And this, you see, was why I was so happily wrecked by Inside Out. I cried because the story hooked me, but also from a kind of guilt. This is all true! I thought. This is what my wife keeps telling me! The movie’s charming little adventure begins when the manifestation of a confused pre-adolescent girl’s Joy panics at no longer being able to contain the girl’s Sadness, and inadvertently wreaks havoc on the entire emotional system. Though well-intentioned and charming, Joy is arguably the secret villain of the movie. And indeed Joy is the one who must learn to accept Sadness — Sadness, so far as I recall, doesn’t learn a damned thing. Despite Sadness being a drag and often casually destructive, we understand that it is necessary in our lives and can, oddly, be a friend … Yes, this all resonated, big time. Had I denied sadness for decades by allowing myself to believe I could only truly engage with it in the safe space of a movie theater? How many real-life opportunities for intense emotion had I missed because I found them too baffling, too uncinematic? Would I be a better husband, a better father — and let’s get selfish here for a second, a better artist — if I were not so even-keeled a dude?

I have no clue! After all, the movie was only preaching acceptance of emotions, not allowing them to run amok, right? I needn’t feel guilty about not being, say, bipolar, should I? I may never produce Kerouacian poetry but surely my even temper had brought me much with which to be pleased in this life, no? But, boy, did it feel good to cry during Inside Out. And naturally I was very proud of myself. I felt like I was setting a good example for the kids. I believed I was really in touch. Then we walked out and I realized that it had just been another movie. And that I’d also cried during Magic Mike XXL (tears of gratitude!).
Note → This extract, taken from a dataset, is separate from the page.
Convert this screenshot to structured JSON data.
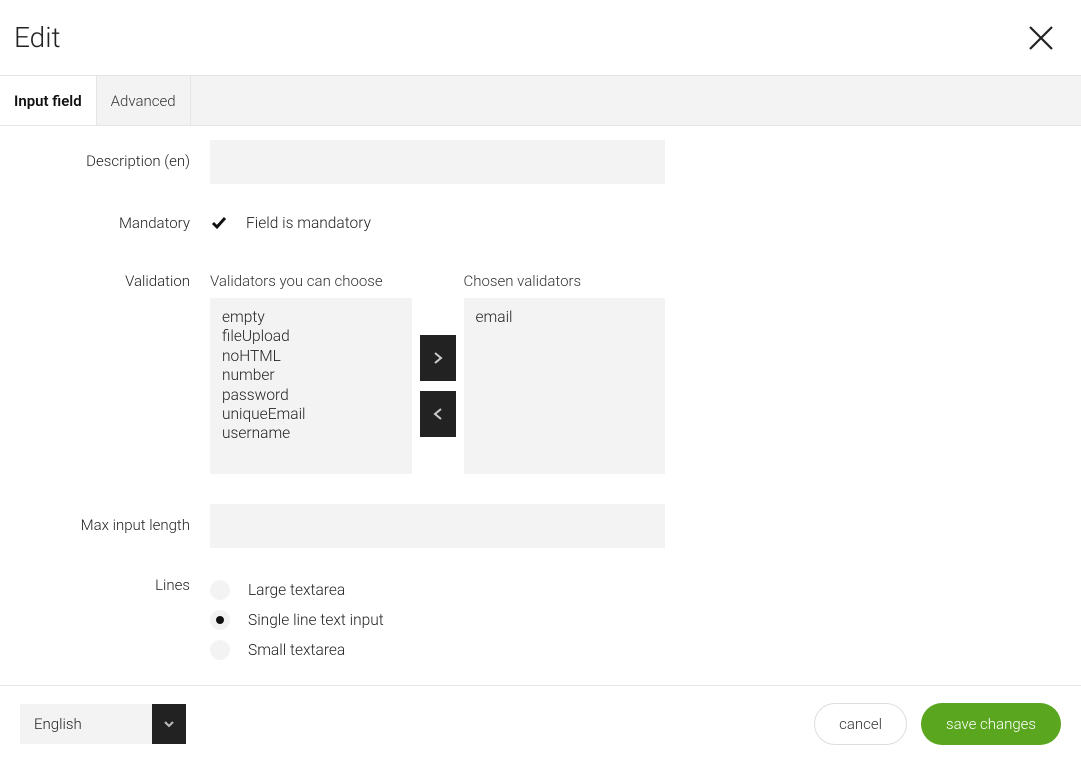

Andrew Bujalski has written and directed the films Funny Ha Ha, Mutual Appreciation, Beeswax, Results, which have appeared on New York Times critics’ “Top Ten of the Year” lists, as well as Computer Chess. A.O. Scott also voted Funny Ha Ha one of the Ten Most Influential Films of the ’00s. Between projects, Andrew has also worked as a screenwriter-for-hire and a teacher of film production at Boston University and the University of Texas. The Boston Globe describes him as “unerringly polite and somewhat disheveled.”